Then there’s “The Match Factory Girl,” a wintry, austere, brutally funny lower-depths horror show focused on Outinen’s Iris, a plug-ugly, dour, spiritually wasted young woman stuck in a Helsinki factory job and living with her abusive parents. She doesn’t even speak for nearly 30 minutes into the movie, as there is no reason for her to; her family communicates better with the TV, which is busy broadcasting images of political rebellion from around the world, primarily from Tiananmen Square. With just such encouragement, she impetuously — though expressionlessly — buys a red dress, and her sickly routine is altered forever, attracting a sunken-eyed louse of a man who knocks her up. As he tries to cut her loose, Iris turns an invisible corner, and begins to exact revenge on the world. Call it Finnish gothic (although there’s nothing pulpy or expressionist about the movie) if you must, but the film’s essentially a despondent, dead-stare comedy about misery obtained and dealt back, as if a jukebox-era Buster Keaton had in fact been exiled to the outskirts of the civilized world to make movies (instead of the sunlit pastures of California) and grew monstrously bitter as a result. Kaurismäki deliberately engages Bresson’s “Mouchette” (“I decided to make a film,” he’s been quoted as saying, “that will make Robert Bresson seem like a director of epic action pictures.”), just as he finally subverts it (Iris never contemplates suicide) and uses the idea of distanced purity for the sake of yuks.

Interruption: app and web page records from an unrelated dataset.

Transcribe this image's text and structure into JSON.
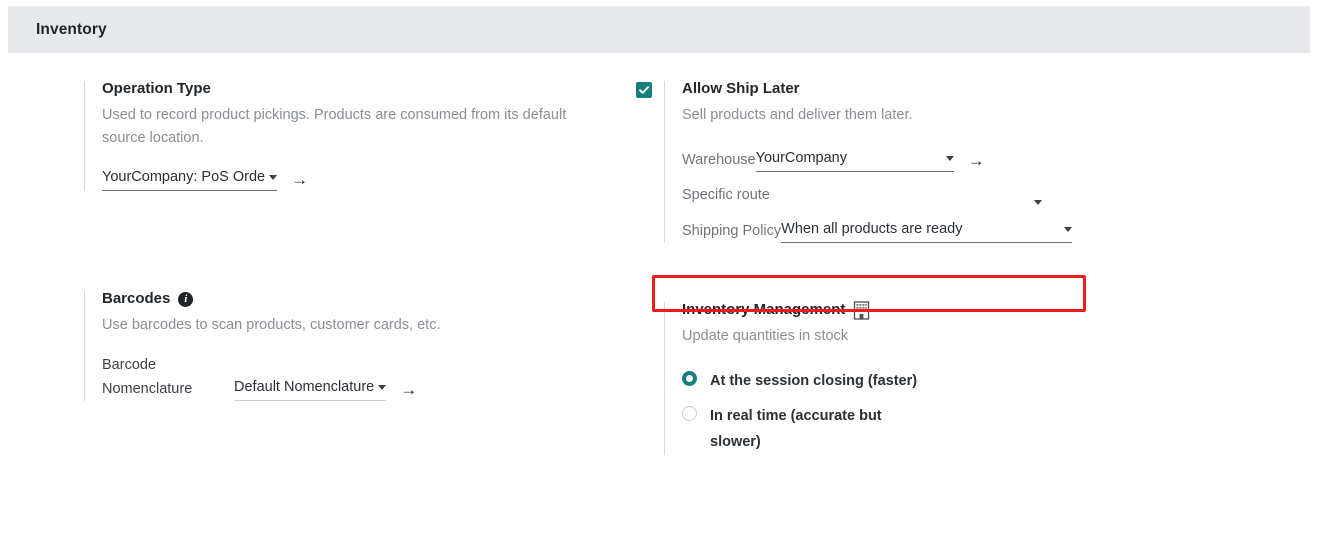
{
  "header": {
    "title": "Inventory"
  },
  "left_column": {
    "operation_type": {
      "title": "Operation Type",
      "description": "Used to record product pickings. Products are consumed from its default source location.",
      "field": {
        "value": "YourCompany: PoS Orde",
        "caret_icon": "chevron-down-icon",
        "link_icon": "arrow-right-icon"
      }
    },
    "barcodes": {
      "title": "Barcodes",
      "info_icon": "info-icon",
      "info_glyph": "i",
      "description": "Use barcodes to scan products, customer cards, etc.",
      "field": {
        "label": "Barcode Nomenclature",
        "value": "Default Nomenclature",
        "caret_icon": "chevron-down-icon",
        "link_icon": "arrow-right-icon"
      }
    }
  },
  "right_column": {
    "allow_ship_later": {
      "title": "Allow Ship Later",
      "description": "Sell products and deliver them later.",
      "checkbox_checked": true,
      "checkbox_icon": "checkmark-icon",
      "fields": [
        {
          "label": "Warehouse",
          "value": "YourCompany",
          "caret_icon": "chevron-down-icon",
          "link_icon": "arrow-right-icon"
        },
        {
          "label": "Specific route",
          "value": "",
          "caret_icon": "chevron-down-icon"
        },
        {
          "label": "Shipping Policy",
          "value": "When all products are ready",
          "caret_icon": "chevron-down-icon",
          "highlighted": true
        }
      ]
    },
    "inventory_management": {
      "title": "Inventory Management",
      "title_icon": "building-icon",
      "description": "Update quantities in stock",
      "options": [
        {
          "label": "At the session closing (faster)",
          "selected": true
        },
        {
          "label": "In real time (accurate but slower)",
          "selected": false
        }
      ]
    }
  },
  "colors": {
    "accent_teal": "#17807f",
    "highlight_red": "#ef1b1b",
    "header_gray": "#e7e9ed",
    "muted_text": "#8a8f94"
  }
}
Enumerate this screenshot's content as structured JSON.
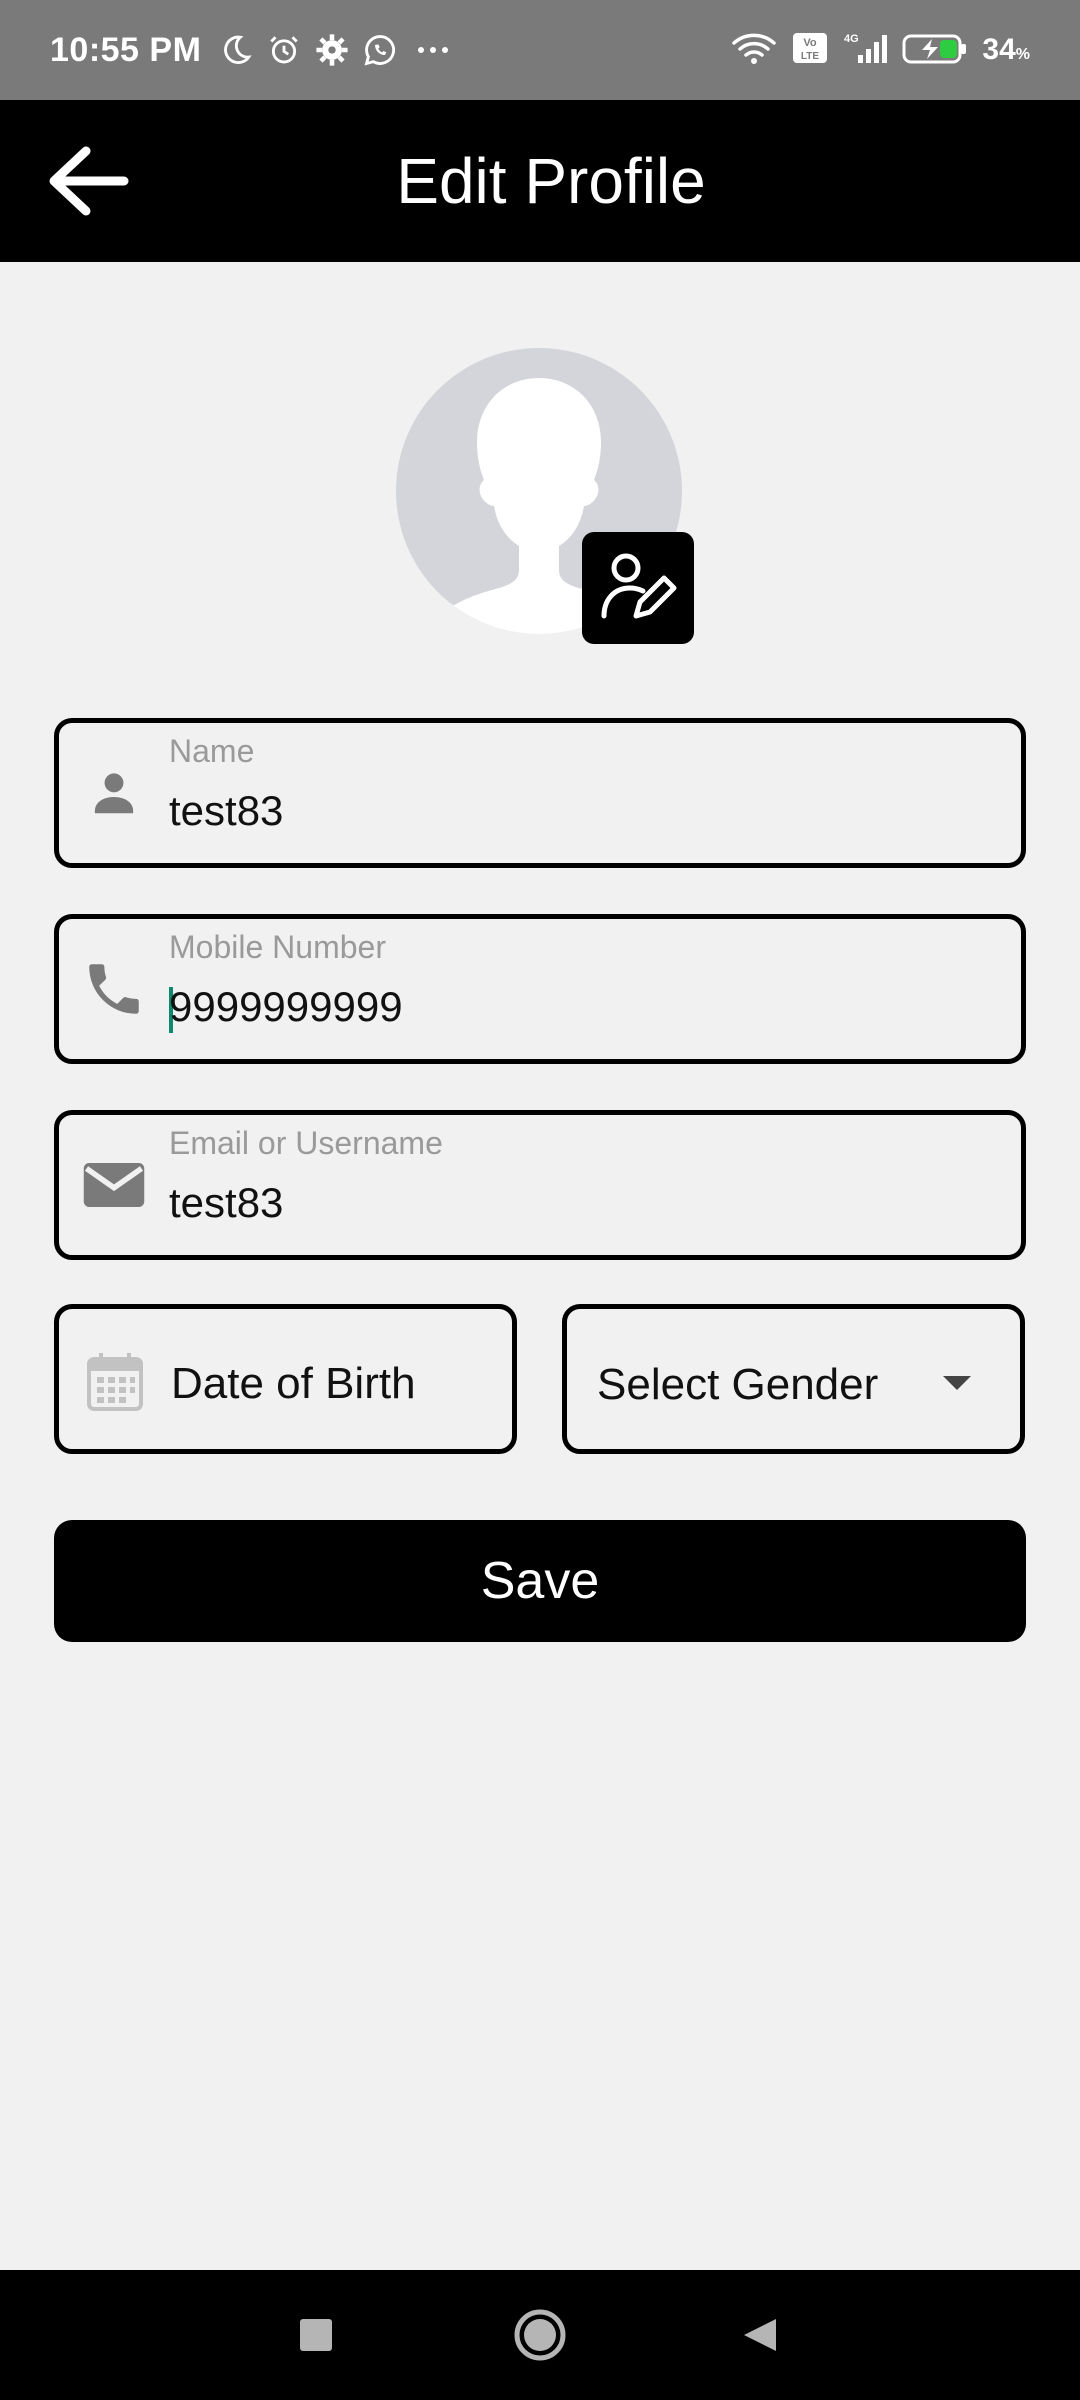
{
  "status_bar": {
    "time": "10:55 PM",
    "battery_level": "34",
    "battery_unit": "%",
    "left_icons": [
      "moon-icon",
      "alarm-icon",
      "gear-icon",
      "whatsapp-icon",
      "more-icon"
    ],
    "right_icons": [
      "wifi-icon",
      "volte-icon",
      "signal-icon",
      "battery-charging-icon"
    ],
    "network_label": "4G",
    "volte_label": "Vo LTE"
  },
  "app_bar": {
    "title": "Edit Profile",
    "back_icon": "arrow-left-icon"
  },
  "avatar": {
    "edit_icon": "user-edit-icon"
  },
  "form": {
    "name": {
      "label": "Name",
      "value": "test83",
      "icon": "person-icon"
    },
    "mobile": {
      "label": "Mobile Number",
      "value": "9999999999",
      "icon": "phone-icon"
    },
    "email": {
      "label": "Email or Username",
      "value": "test83",
      "icon": "mail-icon"
    },
    "dob": {
      "placeholder": "Date of Birth",
      "icon": "calendar-icon"
    },
    "gender": {
      "placeholder": "Select Gender",
      "icon": "dropdown-caret-icon"
    },
    "save_label": "Save"
  },
  "nav_bar": {
    "items": [
      "recents-square-icon",
      "home-circle-icon",
      "back-triangle-icon"
    ]
  },
  "colors": {
    "accent": "#000000",
    "background": "#f1f1f1",
    "status_bar": "#7a7a7a",
    "cursor": "#0d8a6e"
  }
}
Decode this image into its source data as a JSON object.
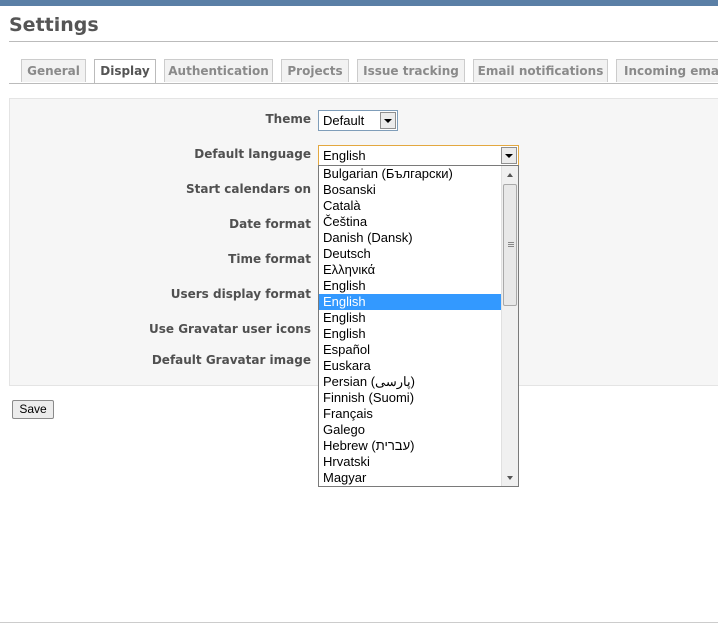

Outinen’s hangdog visage transforms one horrible humiliation after another into ghastly sight gags, while the dizzy seesawing between comedy and crushing tragedy comes to seem a formal joke onto itself, beat perhaps only by the long, stone-still sequence set to the Renegades’ “My Baby Threw Up in My New Cadillac.” You can’t find anything wrong with “The Match Factory Girl” — in its squalid little corner of the universe, it’s a perfect and beautiful creature.